My research focuses include: argument mining, artificial intelligence, and computational linguistics.
Lawrence, J., & Reed, C. (2019)
Argument mining is the automatic identification and extraction of the structure of inference and reasoning expressed as arguments presented in natural language. Understanding argumentative structure makes it possible to determine not only what positions people are adopting, but also why they hold the opinions they do, providing valuable insights in domains as diverse as financial market prediction and public relations. This survey explores the techniques that establish the foundations for argument mining, provides a review of recent advances in argument mining techniques, and discusses the challenges faced in automatically extracting a deeper understanding of reasoning expressed in language in general.
Pease, A., Lawrence, J., Budzynska, K., Corneli, J., & Reed, C. (2017)
The simulation of mathematical reasoning has been a driving force throughout the history of Artificial Intelligence research. However, despite significant successes in computer mathematics, computers are not widely used by mathematicians apart from their quotidian applications. An oft-cited reason for this is that current computational systems cannot do mathematics in the way that humans do. We draw on two areas in which Automated Theorem Proving (ATP) is currently unlike human mathematics: firstly in a focus on soundness, rather than understandability of proof, and secondly in social aspects. Employing techniques and tools from argumentation to build a framework for mixed-initiative collaboration, we develop three complementary arcs.
Murdock et al. (2017)

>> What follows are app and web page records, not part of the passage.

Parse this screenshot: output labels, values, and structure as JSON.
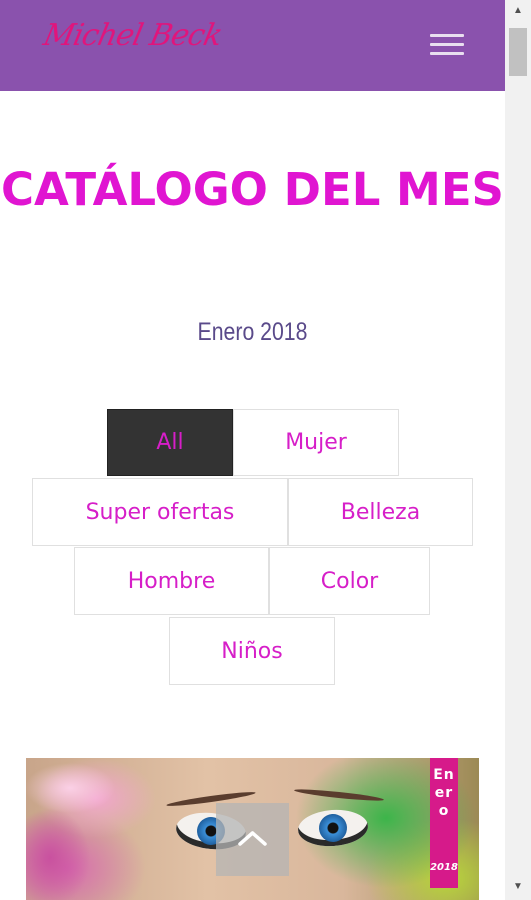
{
  "header": {
    "logo_text": "Michel Beck",
    "menu_icon": "hamburger-icon"
  },
  "main": {
    "title": "CATÁLOGO DEL MES",
    "subtitle": "Enero 2018",
    "filters": [
      {
        "label": "All",
        "active": true
      },
      {
        "label": "Mujer",
        "active": false
      },
      {
        "label": "Super ofertas",
        "active": false
      },
      {
        "label": "Belleza",
        "active": false
      },
      {
        "label": "Hombre",
        "active": false
      },
      {
        "label": "Color",
        "active": false
      },
      {
        "label": "Niños",
        "active": false
      }
    ]
  },
  "banner": {
    "tag_month": "Enero",
    "tag_year": "2018"
  },
  "back_to_top": {
    "icon": "chevron-up-icon"
  },
  "colors": {
    "header_bg": "#8a52ad",
    "accent": "#e015d1",
    "filter_text": "#d61ec8",
    "active_filter_bg": "#333333",
    "subtitle": "#5a4a8a"
  }
}
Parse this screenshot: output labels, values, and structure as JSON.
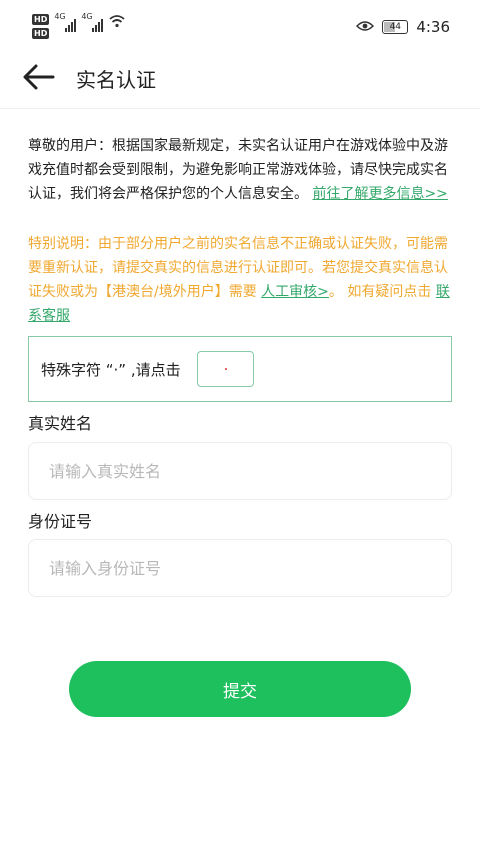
{
  "status_bar": {
    "hd1": "HD",
    "hd2": "HD",
    "net1": "4G",
    "net2": "4G",
    "battery": "44",
    "time": "4:36"
  },
  "header": {
    "title": "实名认证"
  },
  "notice": {
    "text": "尊敬的用户：根据国家最新规定，未实名认证用户在游戏体验中及游戏充值时都会受到限制，为避免影响正常游戏体验，请尽快完成实名认证，我们将会严格保护您的个人信息安全。",
    "link": "前往了解更多信息>>"
  },
  "special": {
    "text1": "特别说明：由于部分用户之前的实名信息不正确或认证失败，可能需要重新认证，请提交真实的信息进行认证即可。若您提交真实信息认证失败或为【港澳台/境外用户】需要",
    "link1": "人工审核>",
    "text2": "。 如有疑问点击",
    "link2": "联系客服"
  },
  "captcha": {
    "text": "特殊字符 “·” ,请点击"
  },
  "form": {
    "name_label": "真实姓名",
    "name_placeholder": "请输入真实姓名",
    "id_label": "身份证号",
    "id_placeholder": "请输入身份证号",
    "submit_label": "提交"
  },
  "colors": {
    "accent": "#1ec05d",
    "link": "#35a86b",
    "warning": "#f0a830"
  },
  "icons": {
    "back": "arrow-left-icon",
    "eye": "eye-icon",
    "wifi": "wifi-icon",
    "battery": "battery-icon"
  }
}
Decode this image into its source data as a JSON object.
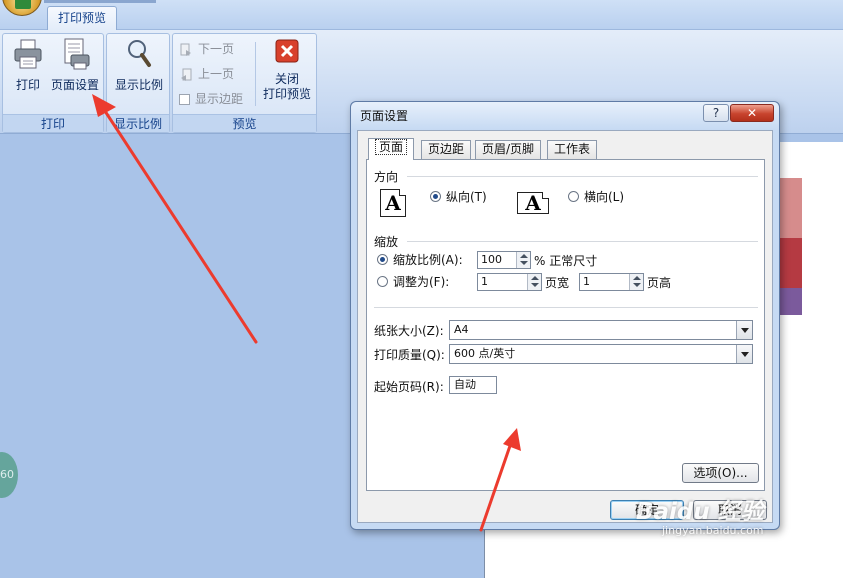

We show how faceted search using a combination of traditional classification systems and mixed-membership topic models can go beyond keyword search to inform resource discovery, hypothesis formulation, and argument extraction for interdisciplinary research. Our test domain is the history and philosophy of scientific work on animal mind and cognition. The methods can be generalized to other research areas and ultimately support a system for semi-automatic identification of argument structures. We provide a case study for the application of the methods to the problem of identifying and extracting arguments about anthropomorphism during a critical period in the development of comparative psychology.